Source records:
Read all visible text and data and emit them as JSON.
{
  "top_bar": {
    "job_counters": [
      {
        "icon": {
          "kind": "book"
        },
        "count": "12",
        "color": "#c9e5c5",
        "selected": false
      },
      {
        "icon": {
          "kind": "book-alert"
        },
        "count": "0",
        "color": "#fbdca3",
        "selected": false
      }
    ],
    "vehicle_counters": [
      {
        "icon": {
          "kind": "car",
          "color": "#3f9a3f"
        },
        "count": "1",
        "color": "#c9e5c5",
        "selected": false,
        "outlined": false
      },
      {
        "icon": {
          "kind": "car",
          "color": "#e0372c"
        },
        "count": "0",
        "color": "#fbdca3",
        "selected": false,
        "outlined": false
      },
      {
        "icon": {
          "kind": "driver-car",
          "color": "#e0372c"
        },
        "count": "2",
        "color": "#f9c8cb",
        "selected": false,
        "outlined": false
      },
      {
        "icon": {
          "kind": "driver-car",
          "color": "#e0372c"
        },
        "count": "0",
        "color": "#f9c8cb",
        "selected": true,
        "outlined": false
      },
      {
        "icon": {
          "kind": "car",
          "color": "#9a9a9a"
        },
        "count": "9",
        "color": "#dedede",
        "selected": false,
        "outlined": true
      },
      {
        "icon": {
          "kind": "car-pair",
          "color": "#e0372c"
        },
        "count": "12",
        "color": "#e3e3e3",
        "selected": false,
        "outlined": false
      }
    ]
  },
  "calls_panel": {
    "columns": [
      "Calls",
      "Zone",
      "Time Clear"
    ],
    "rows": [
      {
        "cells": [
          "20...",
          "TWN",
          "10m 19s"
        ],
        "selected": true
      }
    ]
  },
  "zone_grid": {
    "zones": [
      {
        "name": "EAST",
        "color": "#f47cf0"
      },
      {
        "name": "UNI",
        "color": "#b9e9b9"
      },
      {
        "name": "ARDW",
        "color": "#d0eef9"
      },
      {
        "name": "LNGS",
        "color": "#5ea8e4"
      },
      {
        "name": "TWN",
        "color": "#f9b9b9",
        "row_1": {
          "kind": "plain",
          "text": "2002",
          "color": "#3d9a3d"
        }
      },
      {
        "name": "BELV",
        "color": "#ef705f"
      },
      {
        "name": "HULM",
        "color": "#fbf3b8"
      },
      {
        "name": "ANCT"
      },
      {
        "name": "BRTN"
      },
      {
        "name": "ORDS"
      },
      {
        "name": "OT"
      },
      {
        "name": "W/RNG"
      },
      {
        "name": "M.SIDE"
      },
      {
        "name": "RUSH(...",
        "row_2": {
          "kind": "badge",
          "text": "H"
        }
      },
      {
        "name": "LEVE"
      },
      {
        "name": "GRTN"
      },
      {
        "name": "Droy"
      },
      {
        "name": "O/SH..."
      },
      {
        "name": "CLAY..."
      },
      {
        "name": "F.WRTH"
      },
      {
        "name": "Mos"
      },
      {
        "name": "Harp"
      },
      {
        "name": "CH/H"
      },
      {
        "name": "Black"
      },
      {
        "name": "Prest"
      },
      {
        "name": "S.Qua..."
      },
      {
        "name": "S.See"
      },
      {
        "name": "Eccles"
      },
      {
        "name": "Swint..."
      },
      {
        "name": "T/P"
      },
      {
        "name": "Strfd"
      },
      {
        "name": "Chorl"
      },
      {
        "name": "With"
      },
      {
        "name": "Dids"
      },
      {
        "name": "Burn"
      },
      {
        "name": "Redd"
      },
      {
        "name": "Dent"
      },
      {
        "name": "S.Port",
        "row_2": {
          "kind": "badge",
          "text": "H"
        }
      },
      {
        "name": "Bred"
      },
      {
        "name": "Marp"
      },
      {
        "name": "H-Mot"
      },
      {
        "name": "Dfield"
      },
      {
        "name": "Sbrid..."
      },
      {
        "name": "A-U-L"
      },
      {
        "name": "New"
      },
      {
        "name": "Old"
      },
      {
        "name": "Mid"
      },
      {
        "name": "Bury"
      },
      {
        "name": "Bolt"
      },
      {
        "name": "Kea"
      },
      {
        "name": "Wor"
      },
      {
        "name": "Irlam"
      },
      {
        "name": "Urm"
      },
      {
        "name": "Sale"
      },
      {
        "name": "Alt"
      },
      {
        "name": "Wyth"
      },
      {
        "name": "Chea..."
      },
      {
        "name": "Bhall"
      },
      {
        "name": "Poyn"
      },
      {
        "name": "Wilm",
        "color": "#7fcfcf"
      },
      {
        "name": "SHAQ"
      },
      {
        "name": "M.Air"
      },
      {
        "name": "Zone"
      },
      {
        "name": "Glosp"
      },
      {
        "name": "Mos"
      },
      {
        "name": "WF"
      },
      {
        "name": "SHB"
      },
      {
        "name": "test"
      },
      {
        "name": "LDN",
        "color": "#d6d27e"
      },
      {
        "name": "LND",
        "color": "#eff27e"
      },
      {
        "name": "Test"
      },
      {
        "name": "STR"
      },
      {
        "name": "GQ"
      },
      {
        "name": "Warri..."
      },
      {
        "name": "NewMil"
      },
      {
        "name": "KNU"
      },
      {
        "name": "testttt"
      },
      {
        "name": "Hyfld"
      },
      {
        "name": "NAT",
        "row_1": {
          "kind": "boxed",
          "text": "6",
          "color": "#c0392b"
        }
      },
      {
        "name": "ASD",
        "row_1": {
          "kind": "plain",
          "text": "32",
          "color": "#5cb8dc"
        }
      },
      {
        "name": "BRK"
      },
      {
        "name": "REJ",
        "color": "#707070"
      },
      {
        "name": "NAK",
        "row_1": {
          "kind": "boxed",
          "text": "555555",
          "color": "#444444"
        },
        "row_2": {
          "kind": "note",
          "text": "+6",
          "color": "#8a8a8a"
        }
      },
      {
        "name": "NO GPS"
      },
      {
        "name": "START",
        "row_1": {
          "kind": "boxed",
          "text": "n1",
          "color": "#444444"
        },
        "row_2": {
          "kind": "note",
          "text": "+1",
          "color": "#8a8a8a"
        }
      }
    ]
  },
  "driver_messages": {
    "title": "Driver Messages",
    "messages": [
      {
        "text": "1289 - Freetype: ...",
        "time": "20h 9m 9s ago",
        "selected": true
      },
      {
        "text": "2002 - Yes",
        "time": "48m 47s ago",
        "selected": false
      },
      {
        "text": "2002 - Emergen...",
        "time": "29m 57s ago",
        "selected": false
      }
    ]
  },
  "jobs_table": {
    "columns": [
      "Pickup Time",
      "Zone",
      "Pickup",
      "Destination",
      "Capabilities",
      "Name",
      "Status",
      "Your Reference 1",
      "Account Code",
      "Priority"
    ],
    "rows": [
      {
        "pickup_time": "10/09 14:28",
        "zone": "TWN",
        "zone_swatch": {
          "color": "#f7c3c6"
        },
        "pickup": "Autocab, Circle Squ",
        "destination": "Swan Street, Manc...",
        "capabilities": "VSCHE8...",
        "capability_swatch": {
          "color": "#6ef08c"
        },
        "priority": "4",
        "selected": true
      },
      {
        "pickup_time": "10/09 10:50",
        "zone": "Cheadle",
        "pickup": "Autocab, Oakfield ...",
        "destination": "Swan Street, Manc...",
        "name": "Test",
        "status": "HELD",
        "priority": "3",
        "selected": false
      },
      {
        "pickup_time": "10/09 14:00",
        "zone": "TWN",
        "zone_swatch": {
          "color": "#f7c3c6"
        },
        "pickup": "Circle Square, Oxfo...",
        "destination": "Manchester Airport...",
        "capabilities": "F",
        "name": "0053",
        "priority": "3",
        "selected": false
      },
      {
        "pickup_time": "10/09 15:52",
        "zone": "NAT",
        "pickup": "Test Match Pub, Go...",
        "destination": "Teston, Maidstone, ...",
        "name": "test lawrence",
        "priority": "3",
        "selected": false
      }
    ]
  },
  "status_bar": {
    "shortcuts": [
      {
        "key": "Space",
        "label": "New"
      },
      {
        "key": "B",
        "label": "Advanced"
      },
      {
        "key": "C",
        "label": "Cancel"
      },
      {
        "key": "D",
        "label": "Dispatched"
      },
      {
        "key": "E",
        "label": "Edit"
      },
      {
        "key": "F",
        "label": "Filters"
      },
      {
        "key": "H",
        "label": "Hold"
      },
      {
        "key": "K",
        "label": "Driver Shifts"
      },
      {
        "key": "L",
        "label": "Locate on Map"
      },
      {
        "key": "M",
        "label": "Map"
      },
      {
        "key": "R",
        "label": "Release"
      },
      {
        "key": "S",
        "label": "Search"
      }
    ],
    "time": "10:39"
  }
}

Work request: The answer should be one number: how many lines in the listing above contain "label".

Answer below: 12